▶

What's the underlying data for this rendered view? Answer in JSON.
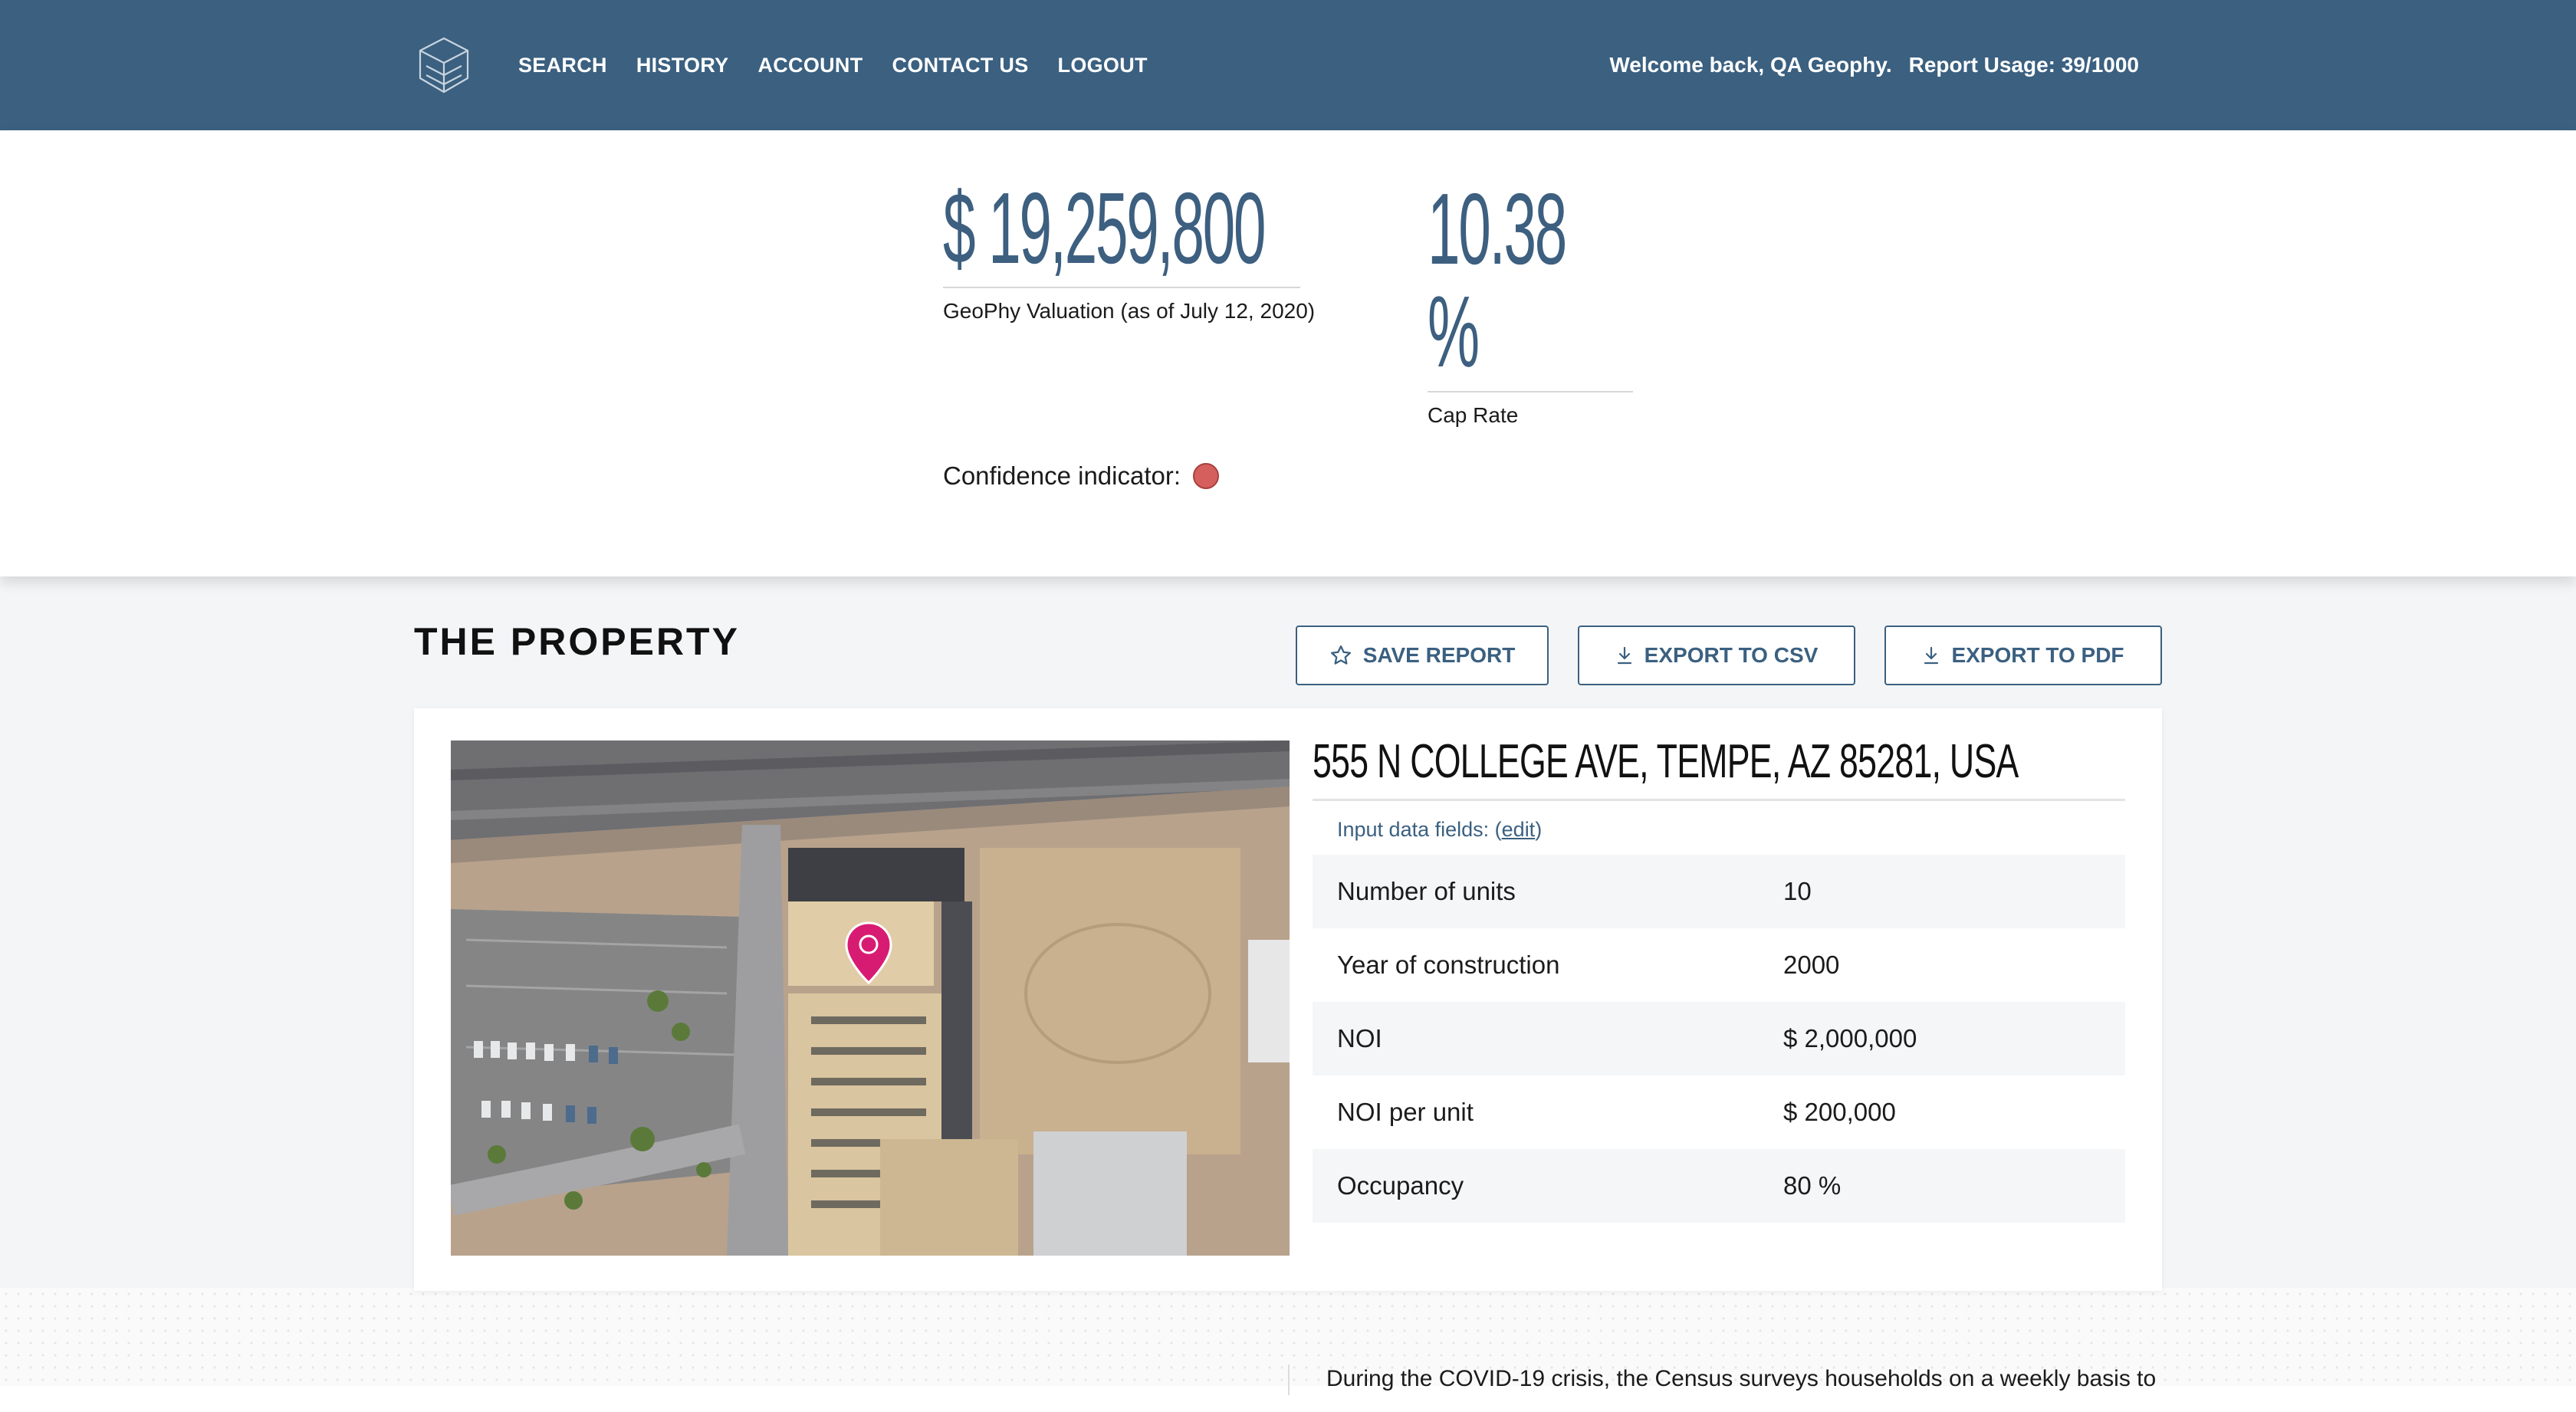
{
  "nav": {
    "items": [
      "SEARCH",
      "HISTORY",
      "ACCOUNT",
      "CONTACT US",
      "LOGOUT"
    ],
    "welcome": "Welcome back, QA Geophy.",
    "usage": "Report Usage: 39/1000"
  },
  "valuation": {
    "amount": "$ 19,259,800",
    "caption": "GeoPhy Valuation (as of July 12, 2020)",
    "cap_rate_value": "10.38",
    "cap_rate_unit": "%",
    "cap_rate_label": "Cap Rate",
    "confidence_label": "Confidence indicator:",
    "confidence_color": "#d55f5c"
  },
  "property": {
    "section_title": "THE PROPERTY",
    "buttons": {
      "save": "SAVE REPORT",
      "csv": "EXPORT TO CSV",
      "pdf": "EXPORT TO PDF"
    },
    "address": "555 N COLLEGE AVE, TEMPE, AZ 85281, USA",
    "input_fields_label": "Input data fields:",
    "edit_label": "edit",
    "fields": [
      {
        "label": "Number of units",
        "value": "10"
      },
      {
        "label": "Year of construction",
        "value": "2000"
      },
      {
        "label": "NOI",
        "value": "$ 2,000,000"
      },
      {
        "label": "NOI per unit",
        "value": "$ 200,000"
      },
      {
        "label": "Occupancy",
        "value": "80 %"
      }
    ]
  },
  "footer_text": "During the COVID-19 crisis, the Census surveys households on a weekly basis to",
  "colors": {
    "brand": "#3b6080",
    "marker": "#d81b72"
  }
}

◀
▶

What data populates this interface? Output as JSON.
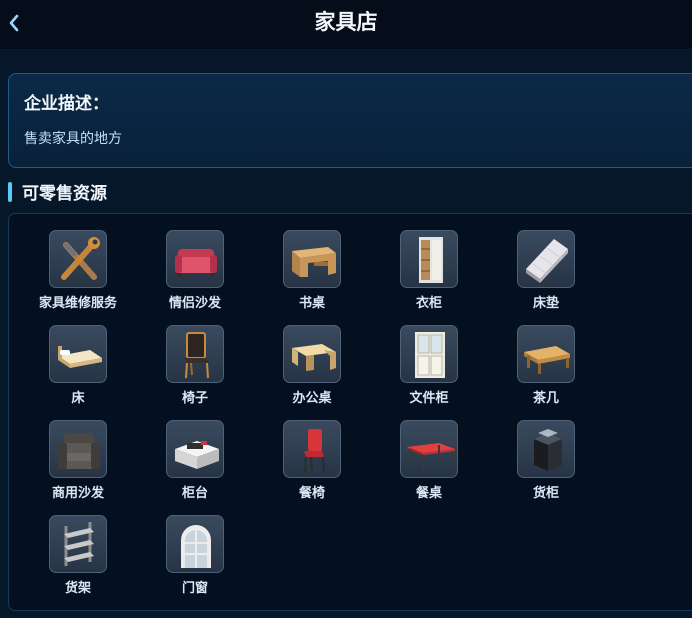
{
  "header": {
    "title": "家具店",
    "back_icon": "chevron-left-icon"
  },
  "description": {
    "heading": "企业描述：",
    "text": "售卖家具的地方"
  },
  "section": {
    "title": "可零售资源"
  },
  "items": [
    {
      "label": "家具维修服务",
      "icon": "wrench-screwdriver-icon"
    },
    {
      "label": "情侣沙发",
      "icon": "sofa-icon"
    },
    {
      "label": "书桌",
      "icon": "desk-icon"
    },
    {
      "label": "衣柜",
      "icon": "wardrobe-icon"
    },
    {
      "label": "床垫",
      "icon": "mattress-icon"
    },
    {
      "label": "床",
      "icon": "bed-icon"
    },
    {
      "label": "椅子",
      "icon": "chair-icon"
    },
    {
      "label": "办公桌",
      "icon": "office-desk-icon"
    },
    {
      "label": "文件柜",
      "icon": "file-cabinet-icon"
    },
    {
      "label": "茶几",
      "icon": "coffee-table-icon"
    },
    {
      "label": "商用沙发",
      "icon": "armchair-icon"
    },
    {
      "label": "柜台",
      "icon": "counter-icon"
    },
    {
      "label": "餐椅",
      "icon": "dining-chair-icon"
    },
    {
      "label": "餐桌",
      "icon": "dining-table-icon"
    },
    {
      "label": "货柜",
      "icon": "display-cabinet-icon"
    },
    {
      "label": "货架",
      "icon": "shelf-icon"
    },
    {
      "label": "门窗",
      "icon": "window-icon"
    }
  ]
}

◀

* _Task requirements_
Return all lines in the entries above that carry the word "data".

* _Reply to the exercise_
What's the underlying data for this rendered view? Answer in JSON.
    "input_fields_label": "Input data fields:",
What data populates this interface? Output as JSON.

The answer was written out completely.